In Oklahoma, it may take six to 12 months to complete the probate process for a simple estate. Larger estates with property that may need to be sold may take longer to go through the process. Ten days after an individual passes, a personal representative may be appointed to collect necessary information, and creditors will get up to two months to file claims against the estate.
Some estates may be responsible for paying a state estate tax. Those who died after Jan. 1, 2010 are exempt from this tax while those who died prior to 2010 will have portions of their estate exempted from the taxes. On the federal level, the estate of a person who dies after 2010 has an approximately $5 million exemption. Court costs, estate administration fees and legal costs also need to be taken into account when going through the probate process.
If a deceased individual made a will, that will must be filed in district court if probate is required. In the event that no will was created, state law will determine how property is distributed. A surviving spouse will receive half of any remaining assets while the other half will be split equally among any surviving children. Certain properties, such as a retirement account or a life insurance policy, are generally not subject to the probate process.
While understanding the basics of how an estate is executed may be helpful, there are a number of factors to consider when planning an estate. In addition to probate, certain taxes may be levied, and other obligations may need to be fulfilled before assets can be transferred to beneficiaries and heirs. An attorney may be able to help a client take these considerations into account when helping the client plan his or her estate.
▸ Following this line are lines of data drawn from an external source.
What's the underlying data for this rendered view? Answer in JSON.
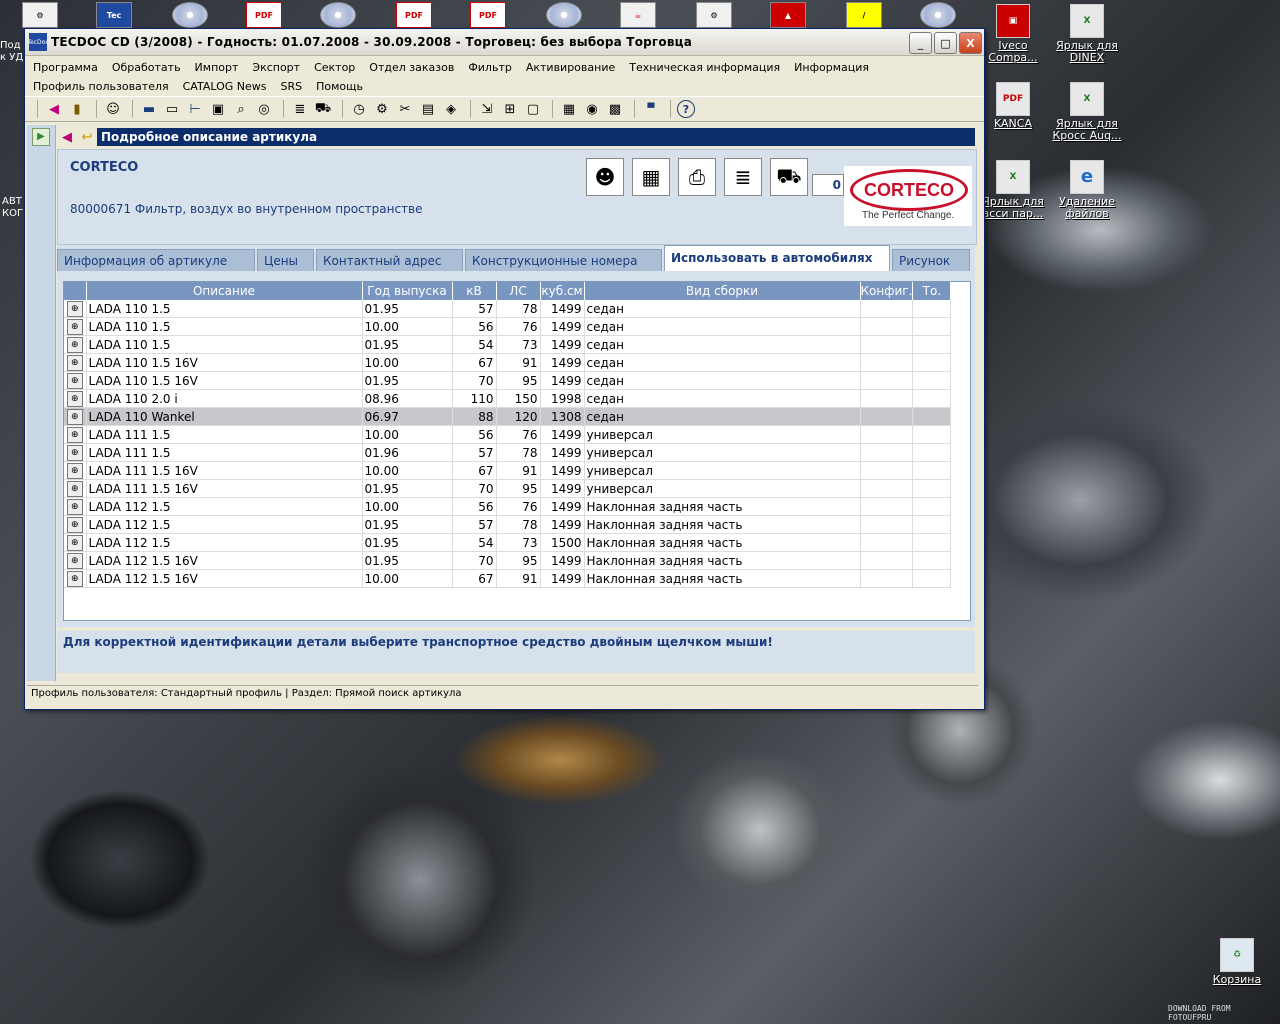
{
  "desktop": {
    "top_left_labels": [
      "Под",
      "к УД"
    ],
    "left_labels": [
      "АВТ",
      "КОГ"
    ],
    "right_icons": [
      {
        "label": "Iveco Compa...",
        "icon": "shortcut-icon"
      },
      {
        "label": "Ярлык для DINEX",
        "icon": "excel-icon"
      },
      {
        "label": "KANCA",
        "icon": "pdf-icon"
      },
      {
        "label": "Ярлык для Кросс Auq...",
        "icon": "excel-icon"
      },
      {
        "label": "Ярлык для асси пар...",
        "icon": "excel-icon"
      },
      {
        "label": "Удаление файлов",
        "icon": "ie-icon"
      }
    ],
    "recycle_bin": "Корзина",
    "watermark": "DOWNLOAD FROM FOTOUFPRU",
    "top_icon_tags": [
      "Tec",
      "PDF",
      "PDF",
      "PDF"
    ]
  },
  "window": {
    "title": "TECDOC CD (3/2008)  -  Годность: 01.07.2008 - 30.09.2008  -  Торговец: без выбора Торговца",
    "logo_text": "TecDoc",
    "controls": {
      "minimize": "_",
      "maximize": "□",
      "close": "X"
    }
  },
  "menu": [
    "Программа",
    "Обработать",
    "Импорт",
    "Экспорт",
    "Сектор",
    "Отдел заказов",
    "Фильтр",
    "Активирование",
    "Техническая информация",
    "Информация",
    "Профиль пользователя",
    "CATALOG News",
    "SRS",
    "Помощь"
  ],
  "panel": {
    "title": "Подробное описание артикула",
    "manufacturer": "CORTECO",
    "description": "80000671 Фильтр, воздух во внутренном пространстве",
    "counter": "0",
    "logo_text": "CORTECO",
    "logo_tagline": "The Perfect Change."
  },
  "tabs": [
    {
      "label": "Информация об артикуле",
      "active": false
    },
    {
      "label": "Цены",
      "active": false
    },
    {
      "label": "Контактный адрес",
      "active": false
    },
    {
      "label": "Конструкционные номера",
      "active": false
    },
    {
      "label": "Использовать в автомобилях",
      "active": true
    },
    {
      "label": "Рисунок",
      "active": false
    }
  ],
  "table": {
    "headers": [
      "",
      "Описание",
      "Год выпуска",
      "кВ",
      "ЛС",
      "куб.см",
      "Вид сборки",
      "Конфиг.",
      "То."
    ],
    "rows": [
      {
        "desc": "LADA 110 1.5",
        "year": "01.95",
        "kw": "57",
        "ls": "78",
        "cc": "1499",
        "body": "седан",
        "selected": false
      },
      {
        "desc": "LADA 110 1.5",
        "year": "10.00",
        "kw": "56",
        "ls": "76",
        "cc": "1499",
        "body": "седан",
        "selected": false
      },
      {
        "desc": "LADA 110 1.5",
        "year": "01.95",
        "kw": "54",
        "ls": "73",
        "cc": "1499",
        "body": "седан",
        "selected": false
      },
      {
        "desc": "LADA 110 1.5 16V",
        "year": "10.00",
        "kw": "67",
        "ls": "91",
        "cc": "1499",
        "body": "седан",
        "selected": false
      },
      {
        "desc": "LADA 110 1.5 16V",
        "year": "01.95",
        "kw": "70",
        "ls": "95",
        "cc": "1499",
        "body": "седан",
        "selected": false
      },
      {
        "desc": "LADA 110 2.0 i",
        "year": "08.96",
        "kw": "110",
        "ls": "150",
        "cc": "1998",
        "body": "седан",
        "selected": false
      },
      {
        "desc": "LADA 110 Wankel",
        "year": "06.97",
        "kw": "88",
        "ls": "120",
        "cc": "1308",
        "body": "седан",
        "selected": true
      },
      {
        "desc": "LADA 111 1.5",
        "year": "10.00",
        "kw": "56",
        "ls": "76",
        "cc": "1499",
        "body": "универсал",
        "selected": false
      },
      {
        "desc": "LADA 111 1.5",
        "year": "01.96",
        "kw": "57",
        "ls": "78",
        "cc": "1499",
        "body": "универсал",
        "selected": false
      },
      {
        "desc": "LADA 111 1.5 16V",
        "year": "10.00",
        "kw": "67",
        "ls": "91",
        "cc": "1499",
        "body": "универсал",
        "selected": false
      },
      {
        "desc": "LADA 111 1.5 16V",
        "year": "01.95",
        "kw": "70",
        "ls": "95",
        "cc": "1499",
        "body": "универсал",
        "selected": false
      },
      {
        "desc": "LADA 112 1.5",
        "year": "10.00",
        "kw": "56",
        "ls": "76",
        "cc": "1499",
        "body": "Наклонная задняя часть",
        "selected": false
      },
      {
        "desc": "LADA 112 1.5",
        "year": "01.95",
        "kw": "57",
        "ls": "78",
        "cc": "1499",
        "body": "Наклонная задняя часть",
        "selected": false
      },
      {
        "desc": "LADA 112 1.5",
        "year": "01.95",
        "kw": "54",
        "ls": "73",
        "cc": "1500",
        "body": "Наклонная задняя часть",
        "selected": false
      },
      {
        "desc": "LADA 112 1.5 16V",
        "year": "01.95",
        "kw": "70",
        "ls": "95",
        "cc": "1499",
        "body": "Наклонная задняя часть",
        "selected": false
      },
      {
        "desc": "LADA 112 1.5 16V",
        "year": "10.00",
        "kw": "67",
        "ls": "91",
        "cc": "1499",
        "body": "Наклонная задняя часть",
        "selected": false
      }
    ]
  },
  "hint": "Для корректной идентификации детали выберите транспортное средство двойным щелчком мыши!",
  "status": "Профиль пользователя: Стандартный профиль | Раздел: Прямой поиск артикула"
}
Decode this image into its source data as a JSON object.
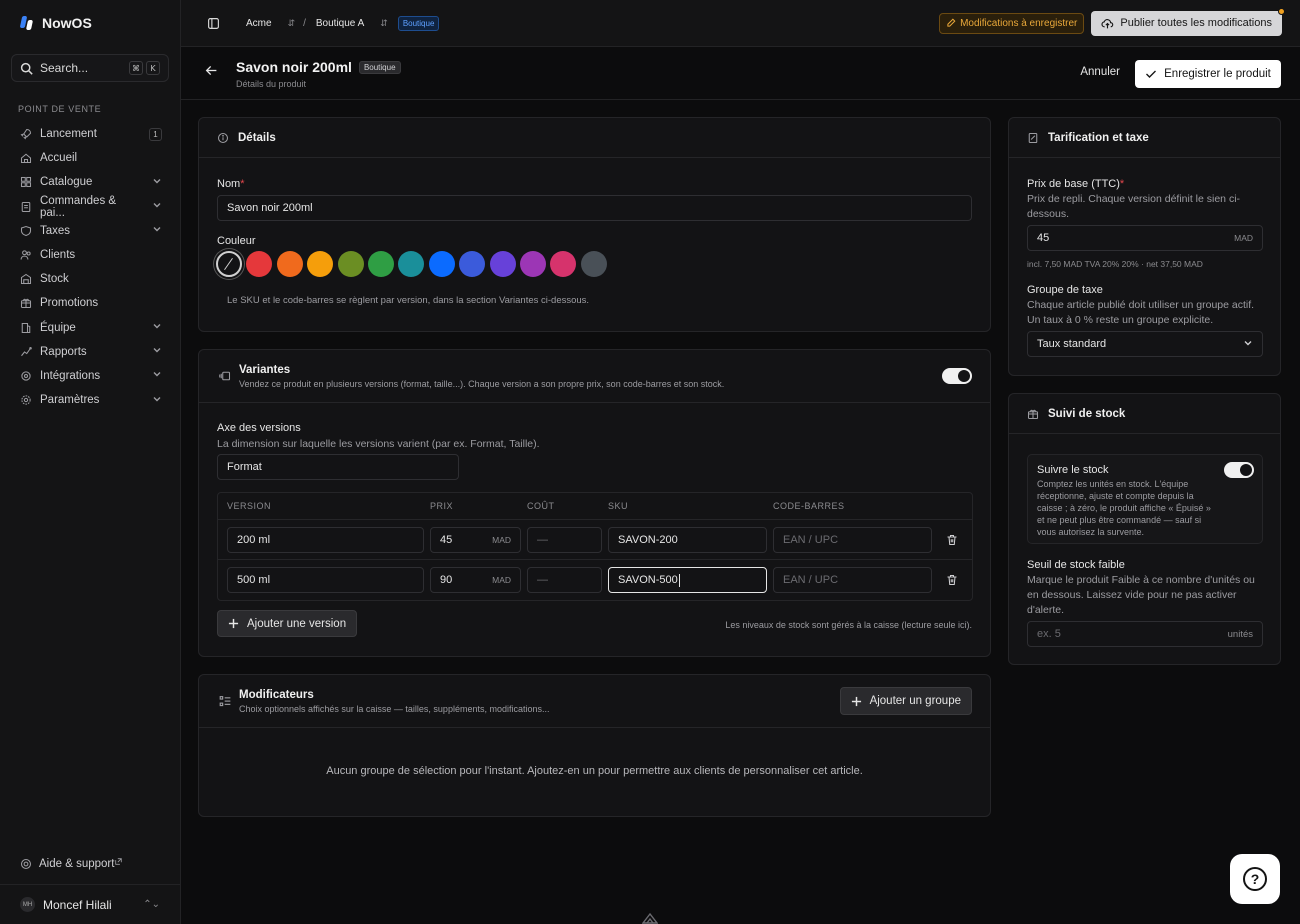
{
  "sidebar": {
    "brand": "NowOS",
    "search": {
      "label": "Search...",
      "kbd1": "⌘",
      "kbd2": "K"
    },
    "section_label": "POINT DE VENTE",
    "items": [
      {
        "label": "Lancement",
        "icon": "rocket-icon",
        "badge": "1"
      },
      {
        "label": "Accueil",
        "icon": "home-icon"
      },
      {
        "label": "Catalogue",
        "icon": "grid-icon",
        "expandable": true
      },
      {
        "label": "Commandes & pai...",
        "icon": "receipt-icon",
        "expandable": true
      },
      {
        "label": "Taxes",
        "icon": "percent-icon",
        "expandable": true
      },
      {
        "label": "Clients",
        "icon": "users-icon"
      },
      {
        "label": "Stock",
        "icon": "warehouse-icon"
      },
      {
        "label": "Promotions",
        "icon": "tag-icon"
      },
      {
        "label": "Équipe",
        "icon": "team-icon",
        "expandable": true
      },
      {
        "label": "Rapports",
        "icon": "chart-icon",
        "expandable": true
      },
      {
        "label": "Intégrations",
        "icon": "plug-icon",
        "expandable": true
      },
      {
        "label": "Paramètres",
        "icon": "gear-icon",
        "expandable": true
      }
    ],
    "help_label": "Aide & support",
    "user": {
      "initials": "MH",
      "name": "Moncef Hilali"
    }
  },
  "topbar": {
    "org": "Acme",
    "separator": "/",
    "store": "Boutique A",
    "store_badge": "Boutique",
    "pending_label": "Modifications à enregistrer",
    "publish_label": "Publier toutes les modifications"
  },
  "header": {
    "title": "Savon noir 200ml",
    "title_badge": "Boutique",
    "subtitle": "Détails du produit",
    "cancel_label": "Annuler",
    "save_label": "Enregistrer le produit"
  },
  "details": {
    "title": "Détails",
    "name_label": "Nom",
    "name_value": "Savon noir 200ml",
    "color_label": "Couleur",
    "colors": [
      "none",
      "#e5383b",
      "#f06a1d",
      "#f59e0b",
      "#6b8e23",
      "#2f9e44",
      "#1a8f9a",
      "#0b6bff",
      "#3b5bdb",
      "#6741d9",
      "#9c36b5",
      "#d6336c",
      "#495057"
    ],
    "note": "Le SKU et le code-barres se règlent par version, dans la section Variantes ci-dessous."
  },
  "variants": {
    "title": "Variantes",
    "description": "Vendez ce produit en plusieurs versions (format, taille...). Chaque version a son propre prix, son code-barres et son stock.",
    "enabled": true,
    "axis_label": "Axe des versions",
    "axis_help": "La dimension sur laquelle les versions varient (par ex. Format, Taille).",
    "axis_value": "Format",
    "columns": [
      "VERSION",
      "PRIX",
      "COÛT",
      "SKU",
      "CODE-BARRES"
    ],
    "rows": [
      {
        "version": "200 ml",
        "price": "45",
        "currency": "MAD",
        "cost": "—",
        "sku": "SAVON-200",
        "barcode_placeholder": "EAN / UPC"
      },
      {
        "version": "500 ml",
        "price": "90",
        "currency": "MAD",
        "cost": "—",
        "sku": "SAVON-500",
        "barcode_placeholder": "EAN / UPC"
      }
    ],
    "add_label": "Ajouter une version",
    "footer_note": "Les niveaux de stock sont gérés à la caisse (lecture seule ici)."
  },
  "modifiers": {
    "title": "Modificateurs",
    "description": "Choix optionnels affichés sur la caisse — tailles, suppléments, modifications...",
    "add_label": "Ajouter un groupe",
    "empty": "Aucun groupe de sélection pour l'instant. Ajoutez-en un pour permettre aux clients de personnaliser cet article."
  },
  "pricing": {
    "title": "Tarification et taxe",
    "base_label": "Prix de base (TTC)",
    "base_help": "Prix de repli. Chaque version définit le sien ci-dessous.",
    "base_value": "45",
    "base_currency": "MAD",
    "base_breakdown": "incl. 7,50 MAD TVA 20% 20% · net 37,50 MAD",
    "tax_label": "Groupe de taxe",
    "tax_help": "Chaque article publié doit utiliser un groupe actif. Un taux à 0 % reste un groupe explicite.",
    "tax_value": "Taux standard"
  },
  "stock": {
    "title": "Suivi de stock",
    "track_label": "Suivre le stock",
    "track_enabled": true,
    "track_help": "Comptez les unités en stock. L'équipe réceptionne, ajuste et compte depuis la caisse ; à zéro, le produit affiche « Épuisé » et ne peut plus être commandé — sauf si vous autorisez la survente.",
    "low_label": "Seuil de stock faible",
    "low_help": "Marque le produit Faible à ce nombre d'unités ou en dessous. Laissez vide pour ne pas activer d'alerte.",
    "low_placeholder": "ex. 5",
    "low_unit": "unités"
  }
}
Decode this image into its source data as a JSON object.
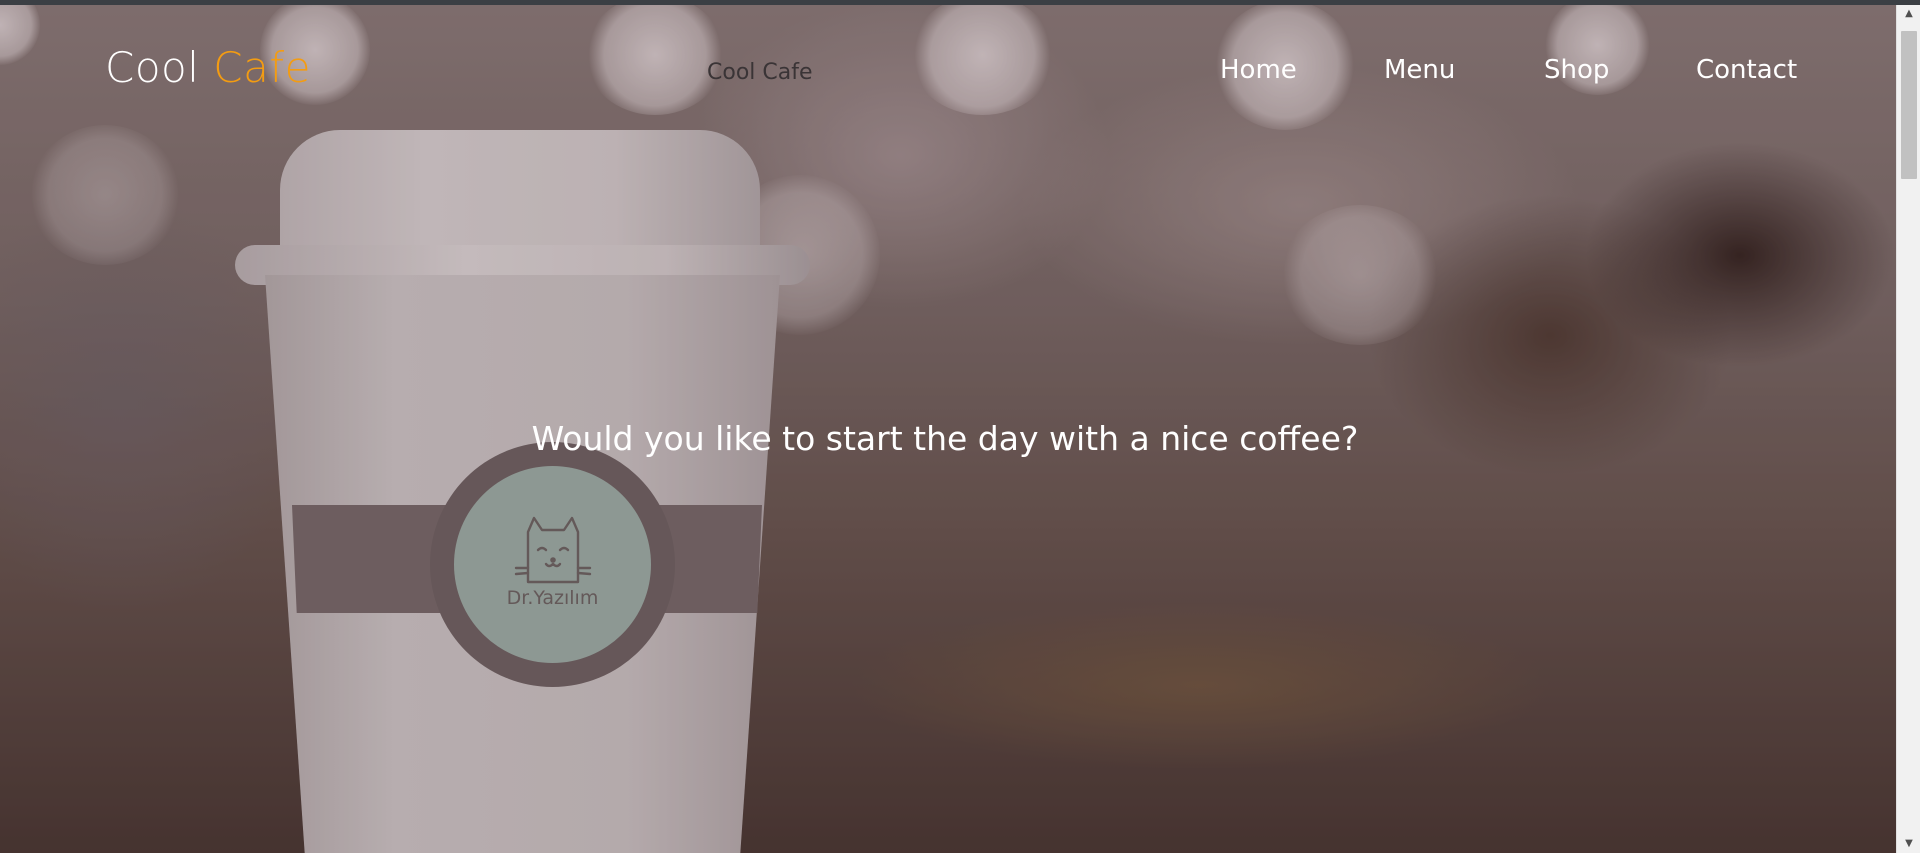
{
  "header": {
    "brand_primary": "Cool",
    "brand_accent": "Cafe",
    "center_title": "Cool Cafe"
  },
  "nav": {
    "items": [
      "Home",
      "Menu",
      "Shop",
      "Contact"
    ]
  },
  "hero": {
    "headline": "Would you like to start the day with a nice coffee?",
    "cup_badge_text": "Dr.Yazılım"
  },
  "colors": {
    "brand_accent": "#f39c12",
    "text_light": "#ffffff",
    "badge_green": "#9fb1ab"
  },
  "icons": [
    "cat-logo-icon",
    "scroll-up-arrow-icon",
    "scroll-down-arrow-icon"
  ]
}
Source: Oklahoma Bar Association , "Is Probate Needed?", October 10, 2014